| WHAT TO PRODUCE |
I'd like every line from the material below that has "HVAC" in it.

BEGIN

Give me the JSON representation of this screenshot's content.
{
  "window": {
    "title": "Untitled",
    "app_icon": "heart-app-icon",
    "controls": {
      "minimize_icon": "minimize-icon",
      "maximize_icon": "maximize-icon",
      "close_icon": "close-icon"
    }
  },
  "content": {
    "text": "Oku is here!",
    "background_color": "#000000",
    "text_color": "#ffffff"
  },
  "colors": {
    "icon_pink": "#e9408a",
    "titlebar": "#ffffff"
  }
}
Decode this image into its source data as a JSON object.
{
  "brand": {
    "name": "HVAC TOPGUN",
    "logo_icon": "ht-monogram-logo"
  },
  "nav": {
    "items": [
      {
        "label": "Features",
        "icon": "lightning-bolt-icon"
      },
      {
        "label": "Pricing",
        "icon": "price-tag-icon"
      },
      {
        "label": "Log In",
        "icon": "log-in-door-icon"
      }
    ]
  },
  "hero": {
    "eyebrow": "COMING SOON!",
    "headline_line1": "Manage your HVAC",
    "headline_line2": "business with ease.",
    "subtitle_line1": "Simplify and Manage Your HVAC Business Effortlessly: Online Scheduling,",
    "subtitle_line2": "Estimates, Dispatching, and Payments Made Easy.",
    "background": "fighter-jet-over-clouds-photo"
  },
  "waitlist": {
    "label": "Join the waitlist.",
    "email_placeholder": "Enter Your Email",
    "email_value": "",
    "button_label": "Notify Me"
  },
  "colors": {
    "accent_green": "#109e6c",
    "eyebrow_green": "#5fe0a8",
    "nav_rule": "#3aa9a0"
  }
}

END

| OUTPUT |
    "name": "HVAC TOPGUN",
    "headline_line1": "Manage your HVAC",
    "subtitle_line1": "Simplify and Manage Your HVAC Business Effortlessly: Online Scheduling,",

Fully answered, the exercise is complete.